Cole Gieseking, ’20, spent this past summer as a promotion intern with Sony Music at the Columbia Records headquarters in New York.

“I’ve always wondered how music gets popular, how people make it in the music industry,” Gieseking said. “Sony is one of the big companies that’s responsible for making music legends, which spiked my curiosity.”

He interned in the promotions department, which he says is responsible for disseminating music out to the public, and keeping track of which songs are at the top of the charts.

He spent much of his summer tracking data about popular songs. For example, he created spreadsheets for company leadership of frequently played, downloaded, and streamed songs.

“They want to get as many streams on a song as possible,” Gieseking said. “A big part of what the promotions department does is push to have songs played on the radio. So, I would display the data and make it easy to analyze.”

Gieseking attributes his ability to track that data effectively to his classes in the Robins School.

“Being able to recognize an assignment, or even an invoice when it’s handed to you is a huge advantage,” Gieseking said. “Taking business classes definitely helps in a professional environment because you go in with an understanding of how the different departments work together.”

He noticed very quickly that the way that music is consumed and promoted is constantly changing.

“Songs have historically been pushed on the radio until they made it in the top ten, but now the goal is trending toward increasing the number of streams and frequency of radio play.”

He tracked some of the most popular songs of the summer from artists like the Chainsmokers, Foster the People, and John Mayer.

He says the highlight of his internship was interacting with company executives about top songs. On his favorite day, some company superiors played two different versions of an unreleased song with two different featured artists for the interns, and asked their opinion.

“It was unique, getting to hear songs before they were released,” Gieseking said. “Popular songs tend to have a quick rise, then pushing the songs after they’re most popular tends to increase the number of streams, which increases revenue.”

Jane Mathangani, associate director of promotion and finance, worked closely with Gieseking in his time at Columbia Records.

“Cole is a hard worker and very reliable,” Mathangani said.  “He also is very bright. When I give him something to work on he catches on very quickly.”

She explained promotion interns within Columbia Records work on a variety of projects for the company. Through those projects, she said they gain an understanding of the correlation between radio airplay and sales. They also learn the importance promotion plays in elevation of an artist. She said giving interns that professional experience at the college level is critical to jumpstarting their career in sales and promotion.

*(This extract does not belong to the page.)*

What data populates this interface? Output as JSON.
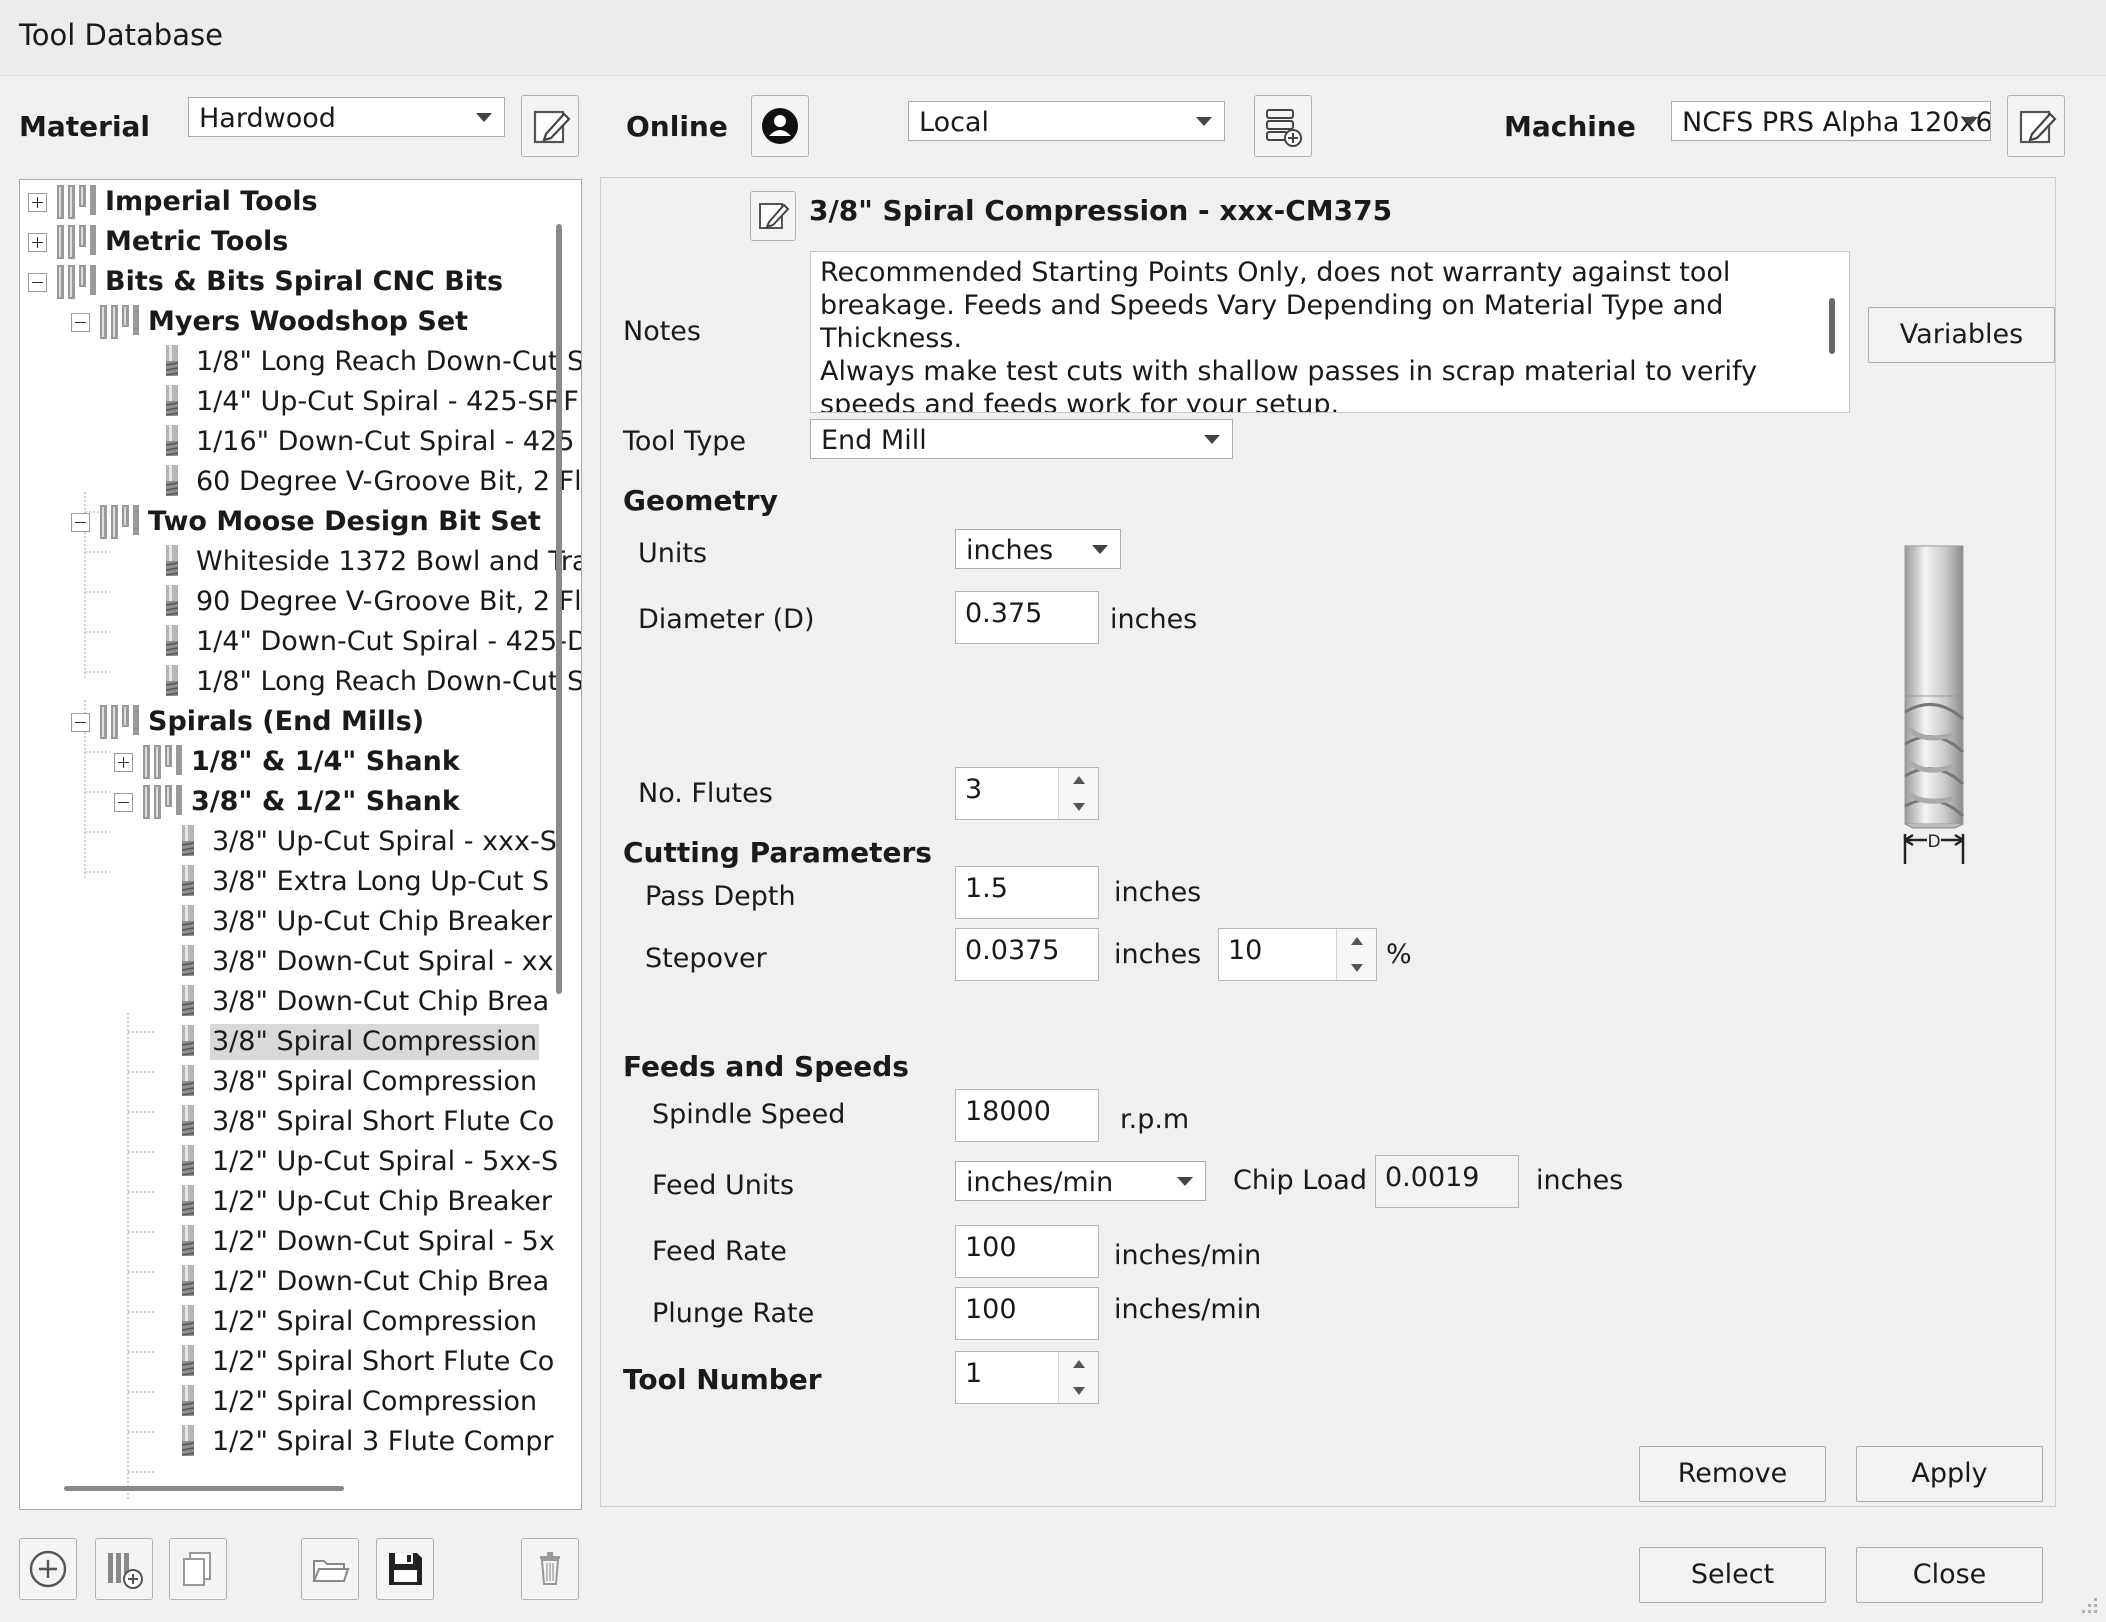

“You get to have hands on experience with how the music business operates,” Mathangani said. “Sony is a recognizable business and it is a very interesting and relevant place to work.”

Gieseking says the opportunity to see how the music industry works from the inside gave him a deeper appreciation for the profession, and he hopes to build on what he learned in the next academic year.